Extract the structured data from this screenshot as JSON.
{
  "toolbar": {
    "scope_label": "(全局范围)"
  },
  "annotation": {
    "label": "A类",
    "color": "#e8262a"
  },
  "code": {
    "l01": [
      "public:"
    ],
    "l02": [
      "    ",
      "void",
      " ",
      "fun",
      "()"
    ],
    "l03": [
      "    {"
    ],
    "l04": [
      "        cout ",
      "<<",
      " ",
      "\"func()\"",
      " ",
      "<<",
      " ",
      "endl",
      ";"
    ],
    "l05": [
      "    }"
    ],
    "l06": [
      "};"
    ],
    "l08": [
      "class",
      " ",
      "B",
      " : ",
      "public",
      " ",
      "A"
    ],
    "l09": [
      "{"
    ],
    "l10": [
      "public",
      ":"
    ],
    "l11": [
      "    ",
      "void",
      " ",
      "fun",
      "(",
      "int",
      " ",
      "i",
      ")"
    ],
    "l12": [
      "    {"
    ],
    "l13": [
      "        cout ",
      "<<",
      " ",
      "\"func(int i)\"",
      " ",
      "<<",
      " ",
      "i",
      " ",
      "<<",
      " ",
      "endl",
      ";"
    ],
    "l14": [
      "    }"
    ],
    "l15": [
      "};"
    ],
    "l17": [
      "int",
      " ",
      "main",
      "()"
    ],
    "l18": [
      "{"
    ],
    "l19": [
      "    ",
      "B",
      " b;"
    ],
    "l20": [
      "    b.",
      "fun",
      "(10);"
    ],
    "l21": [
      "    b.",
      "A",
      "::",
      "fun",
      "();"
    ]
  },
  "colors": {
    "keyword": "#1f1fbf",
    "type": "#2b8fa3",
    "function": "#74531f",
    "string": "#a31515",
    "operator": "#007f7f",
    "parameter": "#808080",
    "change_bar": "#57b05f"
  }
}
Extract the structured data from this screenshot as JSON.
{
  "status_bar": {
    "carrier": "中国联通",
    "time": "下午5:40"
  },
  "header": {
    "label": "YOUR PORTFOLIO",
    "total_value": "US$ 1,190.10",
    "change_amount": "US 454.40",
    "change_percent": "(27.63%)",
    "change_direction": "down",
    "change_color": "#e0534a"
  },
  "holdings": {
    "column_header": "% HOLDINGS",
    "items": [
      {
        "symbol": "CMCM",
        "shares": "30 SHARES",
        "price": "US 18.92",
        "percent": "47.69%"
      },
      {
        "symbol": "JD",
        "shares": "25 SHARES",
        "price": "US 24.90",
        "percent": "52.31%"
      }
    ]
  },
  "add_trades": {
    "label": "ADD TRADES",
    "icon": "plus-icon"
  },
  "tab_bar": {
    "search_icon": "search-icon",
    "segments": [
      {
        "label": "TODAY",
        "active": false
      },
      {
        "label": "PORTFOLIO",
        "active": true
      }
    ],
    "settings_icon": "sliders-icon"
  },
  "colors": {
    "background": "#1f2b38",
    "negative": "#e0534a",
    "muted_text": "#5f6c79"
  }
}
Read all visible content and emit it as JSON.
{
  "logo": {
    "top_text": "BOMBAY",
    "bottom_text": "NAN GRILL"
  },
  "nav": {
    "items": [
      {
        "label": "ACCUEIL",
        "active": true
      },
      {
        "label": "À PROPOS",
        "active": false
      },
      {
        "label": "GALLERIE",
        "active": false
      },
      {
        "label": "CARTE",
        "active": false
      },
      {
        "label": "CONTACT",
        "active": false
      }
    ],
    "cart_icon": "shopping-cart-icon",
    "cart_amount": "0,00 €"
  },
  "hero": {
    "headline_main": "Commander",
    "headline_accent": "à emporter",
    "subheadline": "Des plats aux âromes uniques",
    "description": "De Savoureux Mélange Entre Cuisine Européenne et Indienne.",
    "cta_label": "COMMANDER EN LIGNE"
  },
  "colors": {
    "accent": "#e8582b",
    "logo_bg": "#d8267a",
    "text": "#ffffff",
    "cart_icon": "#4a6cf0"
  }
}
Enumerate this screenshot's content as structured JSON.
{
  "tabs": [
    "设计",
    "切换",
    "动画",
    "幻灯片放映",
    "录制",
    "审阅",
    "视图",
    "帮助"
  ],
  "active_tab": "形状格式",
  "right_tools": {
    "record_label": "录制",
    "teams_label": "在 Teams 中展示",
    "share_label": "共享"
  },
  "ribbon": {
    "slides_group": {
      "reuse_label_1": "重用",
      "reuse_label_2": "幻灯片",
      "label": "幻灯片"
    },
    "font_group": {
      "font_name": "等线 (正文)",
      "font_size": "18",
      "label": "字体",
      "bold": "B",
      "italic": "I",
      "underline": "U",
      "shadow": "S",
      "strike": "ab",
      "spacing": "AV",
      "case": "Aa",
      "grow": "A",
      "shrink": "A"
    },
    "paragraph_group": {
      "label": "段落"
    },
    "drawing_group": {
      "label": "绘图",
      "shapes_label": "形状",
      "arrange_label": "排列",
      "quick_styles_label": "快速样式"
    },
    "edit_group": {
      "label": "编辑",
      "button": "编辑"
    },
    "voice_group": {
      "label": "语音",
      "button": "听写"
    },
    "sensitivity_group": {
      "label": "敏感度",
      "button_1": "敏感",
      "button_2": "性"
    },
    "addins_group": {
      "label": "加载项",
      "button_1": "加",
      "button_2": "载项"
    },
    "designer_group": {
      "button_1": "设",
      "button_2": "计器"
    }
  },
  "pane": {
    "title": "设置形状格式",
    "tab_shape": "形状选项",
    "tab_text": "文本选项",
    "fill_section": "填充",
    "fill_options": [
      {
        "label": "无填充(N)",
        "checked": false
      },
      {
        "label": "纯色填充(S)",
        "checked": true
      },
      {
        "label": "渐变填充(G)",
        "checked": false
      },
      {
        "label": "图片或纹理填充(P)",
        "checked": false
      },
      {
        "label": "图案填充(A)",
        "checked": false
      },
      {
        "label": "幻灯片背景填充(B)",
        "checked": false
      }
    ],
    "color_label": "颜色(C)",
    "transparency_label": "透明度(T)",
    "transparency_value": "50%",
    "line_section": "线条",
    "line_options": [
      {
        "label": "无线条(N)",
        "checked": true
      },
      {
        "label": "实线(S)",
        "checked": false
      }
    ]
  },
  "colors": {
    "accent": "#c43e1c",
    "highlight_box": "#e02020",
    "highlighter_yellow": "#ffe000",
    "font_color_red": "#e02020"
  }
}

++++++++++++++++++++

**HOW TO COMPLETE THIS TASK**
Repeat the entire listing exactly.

**ANSWER SPACE**
Extract the structured data from this screenshot as JSON.
{
  "toolbar": {
    "scope_label": "(全局范围)"
  },
  "annotation": {
    "label": "A类",
    "color": "#e8262a"
  },
  "code": {
    "l01": [
      "public:"
    ],
    "l02": [
      "    ",
      "void",
      " ",
      "fun",
      "()"
    ],
    "l03": [
      "    {"
    ],
    "l04": [
      "        cout ",
      "<<",
      " ",
      "\"func()\"",
      " ",
      "<<",
      " ",
      "endl",
      ";"
    ],
    "l05": [
      "    }"
    ],
    "l06": [
      "};"
    ],
    "l08": [
      "class",
      " ",
      "B",
      " : ",
      "public",
      " ",
      "A"
    ],
    "l09": [
      "{"
    ],
    "l10": [
      "public",
      ":"
    ],
    "l11": [
      "    ",
      "void",
      " ",
      "fun",
      "(",
      "int",
      " ",
      "i",
      ")"
    ],
    "l12": [
      "    {"
    ],
    "l13": [
      "        cout ",
      "<<",
      " ",
      "\"func(int i)\"",
      " ",
      "<<",
      " ",
      "i",
      " ",
      "<<",
      " ",
      "endl",
      ";"
    ],
    "l14": [
      "    }"
    ],
    "l15": [
      "};"
    ],
    "l17": [
      "int",
      " ",
      "main",
      "()"
    ],
    "l18": [
      "{"
    ],
    "l19": [
      "    ",
      "B",
      " b;"
    ],
    "l20": [
      "    b.",
      "fun",
      "(10);"
    ],
    "l21": [
      "    b.",
      "A",
      "::",
      "fun",
      "();"
    ]
  },
  "colors": {
    "keyword": "#1f1fbf",
    "type": "#2b8fa3",
    "function": "#74531f",
    "string": "#a31515",
    "operator": "#007f7f",
    "parameter": "#808080",
    "change_bar": "#57b05f"
  }
}
Extract the structured data from this screenshot as JSON.
{
  "status_bar": {
    "carrier": "中国联通",
    "time": "下午5:40"
  },
  "header": {
    "label": "YOUR PORTFOLIO",
    "total_value": "US$ 1,190.10",
    "change_amount": "US 454.40",
    "change_percent": "(27.63%)",
    "change_direction": "down",
    "change_color": "#e0534a"
  },
  "holdings": {
    "column_header": "% HOLDINGS",
    "items": [
      {
        "symbol": "CMCM",
        "shares": "30 SHARES",
        "price": "US 18.92",
        "percent": "47.69%"
      },
      {
        "symbol": "JD",
        "shares": "25 SHARES",
        "price": "US 24.90",
        "percent": "52.31%"
      }
    ]
  },
  "add_trades": {
    "label": "ADD TRADES",
    "icon": "plus-icon"
  },
  "tab_bar": {
    "search_icon": "search-icon",
    "segments": [
      {
        "label": "TODAY",
        "active": false
      },
      {
        "label": "PORTFOLIO",
        "active": true
      }
    ],
    "settings_icon": "sliders-icon"
  },
  "colors": {
    "background": "#1f2b38",
    "negative": "#e0534a",
    "muted_text": "#5f6c79"
  }
}
Read all visible content and emit it as JSON.
{
  "logo": {
    "top_text": "BOMBAY",
    "bottom_text": "NAN GRILL"
  },
  "nav": {
    "items": [
      {
        "label": "ACCUEIL",
        "active": true
      },
      {
        "label": "À PROPOS",
        "active": false
      },
      {
        "label": "GALLERIE",
        "active": false
      },
      {
        "label": "CARTE",
        "active": false
      },
      {
        "label": "CONTACT",
        "active": false
      }
    ],
    "cart_icon": "shopping-cart-icon",
    "cart_amount": "0,00 €"
  },
  "hero": {
    "headline_main": "Commander",
    "headline_accent": "à emporter",
    "subheadline": "Des plats aux âromes uniques",
    "description": "De Savoureux Mélange Entre Cuisine Européenne et Indienne.",
    "cta_label": "COMMANDER EN LIGNE"
  },
  "colors": {
    "accent": "#e8582b",
    "logo_bg": "#d8267a",
    "text": "#ffffff",
    "cart_icon": "#4a6cf0"
  }
}
Enumerate this screenshot's content as structured JSON.
{
  "tabs": [
    "设计",
    "切换",
    "动画",
    "幻灯片放映",
    "录制",
    "审阅",
    "视图",
    "帮助"
  ],
  "active_tab": "形状格式",
  "right_tools": {
    "record_label": "录制",
    "teams_label": "在 Teams 中展示",
    "share_label": "共享"
  },
  "ribbon": {
    "slides_group": {
      "reuse_label_1": "重用",
      "reuse_label_2": "幻灯片",
      "label": "幻灯片"
    },
    "font_group": {
      "font_name": "等线 (正文)",
      "font_size": "18",
      "label": "字体",
      "bold": "B",
      "italic": "I",
      "underline": "U",
      "shadow": "S",
      "strike": "ab",
      "spacing": "AV",
      "case": "Aa",
      "grow": "A",
      "shrink": "A"
    },
    "paragraph_group": {
      "label": "段落"
    },
    "drawing_group": {
      "label": "绘图",
      "shapes_label": "形状",
      "arrange_label": "排列",
      "quick_styles_label": "快速样式"
    },
    "edit_group": {
      "label": "编辑",
      "button": "编辑"
    },
    "voice_group": {
      "label": "语音",
      "button": "听写"
    },
    "sensitivity_group": {
      "label": "敏感度",
      "button_1": "敏感",
      "button_2": "性"
    },
    "addins_group": {
      "label": "加载项",
      "button_1": "加",
      "button_2": "载项"
    },
    "designer_group": {
      "button_1": "设",
      "button_2": "计器"
    }
  },
  "pane": {
    "title": "设置形状格式",
    "tab_shape": "形状选项",
    "tab_text": "文本选项",
    "fill_section": "填充",
    "fill_options": [
      {
        "label": "无填充(N)",
        "checked": false
      },
      {
        "label": "纯色填充(S)",
        "checked": true
      },
      {
        "label": "渐变填充(G)",
        "checked": false
      },
      {
        "label": "图片或纹理填充(P)",
        "checked": false
      },
      {
        "label": "图案填充(A)",
        "checked": false
      },
      {
        "label": "幻灯片背景填充(B)",
        "checked": false
      }
    ],
    "color_label": "颜色(C)",
    "transparency_label": "透明度(T)",
    "transparency_value": "50%",
    "line_section": "线条",
    "line_options": [
      {
        "label": "无线条(N)",
        "checked": true
      },
      {
        "label": "实线(S)",
        "checked": false
      }
    ]
  },
  "colors": {
    "accent": "#c43e1c",
    "highlight_box": "#e02020",
    "highlighter_yellow": "#ffe000",
    "font_color_red": "#e02020"
  }
}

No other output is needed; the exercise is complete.